The Aldwych farces were a series of twelve stage farces presented at the Aldwych Theatre, London, nearly continuously from 1923 to 1933. All but three of them were written by Ben Travers. They incorporate and develop British low comedy styles, combined with clever word-play. The plays were presented by the actor-manager Tom Walls and starred Walls and Ralph Lynn, supported by a regular company that included Robertson Hare, Mary Brough, Winifred Shotter, Ethel Coleridge and Gordon James.

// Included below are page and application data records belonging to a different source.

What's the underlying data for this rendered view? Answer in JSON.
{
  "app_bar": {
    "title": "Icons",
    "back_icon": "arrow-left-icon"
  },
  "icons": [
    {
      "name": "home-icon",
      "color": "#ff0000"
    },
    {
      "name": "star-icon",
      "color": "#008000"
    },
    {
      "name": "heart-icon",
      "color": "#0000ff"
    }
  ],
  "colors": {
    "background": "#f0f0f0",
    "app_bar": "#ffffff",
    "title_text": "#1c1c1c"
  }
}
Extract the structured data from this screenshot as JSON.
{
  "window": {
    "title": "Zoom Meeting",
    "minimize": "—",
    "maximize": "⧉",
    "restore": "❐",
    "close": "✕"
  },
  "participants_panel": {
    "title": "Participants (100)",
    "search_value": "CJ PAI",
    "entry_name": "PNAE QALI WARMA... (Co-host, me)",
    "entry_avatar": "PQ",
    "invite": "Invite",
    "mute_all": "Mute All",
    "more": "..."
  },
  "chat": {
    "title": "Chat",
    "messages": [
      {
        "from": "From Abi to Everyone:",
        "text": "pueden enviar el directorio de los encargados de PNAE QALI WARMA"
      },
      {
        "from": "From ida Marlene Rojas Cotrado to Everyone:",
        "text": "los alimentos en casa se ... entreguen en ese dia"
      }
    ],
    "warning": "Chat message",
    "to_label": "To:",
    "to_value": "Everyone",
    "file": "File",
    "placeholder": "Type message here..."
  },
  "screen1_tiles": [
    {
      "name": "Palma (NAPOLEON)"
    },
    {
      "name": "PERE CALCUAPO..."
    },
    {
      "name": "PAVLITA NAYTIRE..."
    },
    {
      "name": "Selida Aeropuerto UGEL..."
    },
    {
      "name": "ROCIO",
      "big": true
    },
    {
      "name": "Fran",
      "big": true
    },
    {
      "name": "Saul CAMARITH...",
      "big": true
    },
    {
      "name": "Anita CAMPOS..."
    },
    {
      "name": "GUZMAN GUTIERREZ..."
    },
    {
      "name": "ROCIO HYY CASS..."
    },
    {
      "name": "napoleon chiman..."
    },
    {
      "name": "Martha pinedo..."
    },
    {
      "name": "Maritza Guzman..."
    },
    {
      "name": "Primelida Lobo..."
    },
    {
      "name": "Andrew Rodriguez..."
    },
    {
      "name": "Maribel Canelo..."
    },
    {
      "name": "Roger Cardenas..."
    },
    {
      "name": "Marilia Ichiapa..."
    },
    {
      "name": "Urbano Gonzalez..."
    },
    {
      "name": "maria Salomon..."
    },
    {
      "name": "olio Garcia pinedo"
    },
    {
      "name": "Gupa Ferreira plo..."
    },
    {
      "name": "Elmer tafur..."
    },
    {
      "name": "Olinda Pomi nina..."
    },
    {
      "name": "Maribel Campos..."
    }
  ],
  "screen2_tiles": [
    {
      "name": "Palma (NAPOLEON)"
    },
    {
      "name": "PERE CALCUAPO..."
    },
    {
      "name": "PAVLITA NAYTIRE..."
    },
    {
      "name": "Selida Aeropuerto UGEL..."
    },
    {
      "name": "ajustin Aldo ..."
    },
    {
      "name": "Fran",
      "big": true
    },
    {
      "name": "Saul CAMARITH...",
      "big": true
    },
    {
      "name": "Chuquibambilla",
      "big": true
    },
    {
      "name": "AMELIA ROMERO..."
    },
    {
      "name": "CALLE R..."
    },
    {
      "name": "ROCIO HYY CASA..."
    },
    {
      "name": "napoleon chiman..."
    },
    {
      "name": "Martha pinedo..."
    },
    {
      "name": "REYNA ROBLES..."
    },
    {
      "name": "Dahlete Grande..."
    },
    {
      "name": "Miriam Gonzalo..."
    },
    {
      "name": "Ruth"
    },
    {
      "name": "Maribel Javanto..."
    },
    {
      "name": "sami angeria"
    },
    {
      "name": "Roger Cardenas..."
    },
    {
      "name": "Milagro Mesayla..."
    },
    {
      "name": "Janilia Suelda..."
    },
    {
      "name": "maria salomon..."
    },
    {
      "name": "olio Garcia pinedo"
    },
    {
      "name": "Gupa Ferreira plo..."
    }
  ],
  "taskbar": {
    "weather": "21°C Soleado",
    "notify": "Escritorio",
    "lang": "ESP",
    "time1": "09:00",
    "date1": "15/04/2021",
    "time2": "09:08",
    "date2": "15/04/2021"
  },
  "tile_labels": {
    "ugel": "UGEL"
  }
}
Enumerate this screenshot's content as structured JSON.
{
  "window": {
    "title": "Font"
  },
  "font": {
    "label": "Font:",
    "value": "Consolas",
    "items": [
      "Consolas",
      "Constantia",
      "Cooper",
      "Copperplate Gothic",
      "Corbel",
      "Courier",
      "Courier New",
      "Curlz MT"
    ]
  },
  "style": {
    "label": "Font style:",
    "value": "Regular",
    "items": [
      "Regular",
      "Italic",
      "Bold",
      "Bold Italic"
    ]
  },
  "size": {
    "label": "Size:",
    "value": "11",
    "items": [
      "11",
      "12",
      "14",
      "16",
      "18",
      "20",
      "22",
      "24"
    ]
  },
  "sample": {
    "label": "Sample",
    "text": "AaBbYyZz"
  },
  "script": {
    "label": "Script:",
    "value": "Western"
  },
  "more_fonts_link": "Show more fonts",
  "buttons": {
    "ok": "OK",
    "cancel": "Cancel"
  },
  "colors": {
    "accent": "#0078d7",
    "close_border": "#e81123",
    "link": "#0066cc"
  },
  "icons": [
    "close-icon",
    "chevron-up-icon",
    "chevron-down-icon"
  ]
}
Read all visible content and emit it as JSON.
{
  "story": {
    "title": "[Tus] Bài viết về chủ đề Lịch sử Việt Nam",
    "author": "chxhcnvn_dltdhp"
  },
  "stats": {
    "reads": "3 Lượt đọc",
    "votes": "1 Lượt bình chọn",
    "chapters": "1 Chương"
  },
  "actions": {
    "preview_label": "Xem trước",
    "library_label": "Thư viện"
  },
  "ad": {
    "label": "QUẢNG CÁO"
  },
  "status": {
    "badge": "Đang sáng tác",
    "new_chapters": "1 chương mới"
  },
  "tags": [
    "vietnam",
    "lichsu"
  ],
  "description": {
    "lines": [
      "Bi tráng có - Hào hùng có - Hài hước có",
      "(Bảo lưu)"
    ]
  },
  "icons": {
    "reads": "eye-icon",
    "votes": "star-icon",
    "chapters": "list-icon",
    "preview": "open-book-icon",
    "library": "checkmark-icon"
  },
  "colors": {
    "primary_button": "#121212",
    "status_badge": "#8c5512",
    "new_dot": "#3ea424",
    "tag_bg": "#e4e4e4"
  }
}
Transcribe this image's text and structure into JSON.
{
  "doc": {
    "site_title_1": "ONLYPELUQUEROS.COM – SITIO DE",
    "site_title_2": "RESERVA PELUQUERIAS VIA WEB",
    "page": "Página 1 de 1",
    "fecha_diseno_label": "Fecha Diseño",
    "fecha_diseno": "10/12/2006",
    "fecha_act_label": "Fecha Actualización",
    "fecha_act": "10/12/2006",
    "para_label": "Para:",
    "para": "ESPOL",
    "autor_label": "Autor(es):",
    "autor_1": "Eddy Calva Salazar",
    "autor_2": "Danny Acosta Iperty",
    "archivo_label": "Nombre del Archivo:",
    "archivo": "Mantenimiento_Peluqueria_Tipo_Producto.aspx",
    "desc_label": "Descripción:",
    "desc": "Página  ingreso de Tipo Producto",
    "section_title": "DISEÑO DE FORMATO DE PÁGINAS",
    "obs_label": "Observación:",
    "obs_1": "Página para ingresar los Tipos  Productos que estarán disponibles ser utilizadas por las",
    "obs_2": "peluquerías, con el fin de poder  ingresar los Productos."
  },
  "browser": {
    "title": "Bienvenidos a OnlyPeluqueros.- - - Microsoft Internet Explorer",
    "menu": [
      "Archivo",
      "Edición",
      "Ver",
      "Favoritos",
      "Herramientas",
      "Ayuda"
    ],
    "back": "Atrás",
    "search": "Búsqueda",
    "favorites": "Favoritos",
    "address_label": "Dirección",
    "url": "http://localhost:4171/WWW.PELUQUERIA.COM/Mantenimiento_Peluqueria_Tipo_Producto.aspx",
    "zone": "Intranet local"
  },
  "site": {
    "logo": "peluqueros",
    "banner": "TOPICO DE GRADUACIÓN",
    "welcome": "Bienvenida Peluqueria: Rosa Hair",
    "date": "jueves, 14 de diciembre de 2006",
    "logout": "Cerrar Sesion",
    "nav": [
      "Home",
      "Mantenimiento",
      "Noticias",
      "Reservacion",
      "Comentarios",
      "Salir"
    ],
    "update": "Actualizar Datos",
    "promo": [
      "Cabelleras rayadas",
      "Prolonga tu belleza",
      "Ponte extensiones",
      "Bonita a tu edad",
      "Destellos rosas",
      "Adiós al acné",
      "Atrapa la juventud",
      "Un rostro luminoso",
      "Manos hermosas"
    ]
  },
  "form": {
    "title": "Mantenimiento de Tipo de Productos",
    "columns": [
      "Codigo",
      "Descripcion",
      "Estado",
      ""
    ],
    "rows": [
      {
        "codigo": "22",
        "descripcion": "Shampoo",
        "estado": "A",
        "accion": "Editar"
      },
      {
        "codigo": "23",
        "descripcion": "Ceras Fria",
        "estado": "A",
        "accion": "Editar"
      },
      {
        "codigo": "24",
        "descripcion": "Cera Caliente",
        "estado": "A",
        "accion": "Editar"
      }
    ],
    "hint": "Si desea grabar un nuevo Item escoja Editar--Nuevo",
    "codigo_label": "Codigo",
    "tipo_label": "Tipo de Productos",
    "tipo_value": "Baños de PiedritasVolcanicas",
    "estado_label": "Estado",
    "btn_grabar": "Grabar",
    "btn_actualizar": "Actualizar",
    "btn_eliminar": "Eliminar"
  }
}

Things Are Looking Up is a 1935 British musical comedy film directed by Albert de Courville, produced by Michael Balcon for Gaumont British and starring Cicely Courtneidge, Max Miller and William Gargan. It was made at Islington Studios by British Gaumont, an affiliate of Gainsborough Pictures. The film's sets were designed by Alex Vetchinsky. Courtneidge plays a dual role as the sisters Bertha and Cicely Fytte. Bertha is a dour schoolteacher, while the bubbly Cicely runs a nearby showground. When Bertha surprisingly elopes, Cicely takes her place at the school to prevent her from getting the sack. It was the film debut for Vivien Leigh.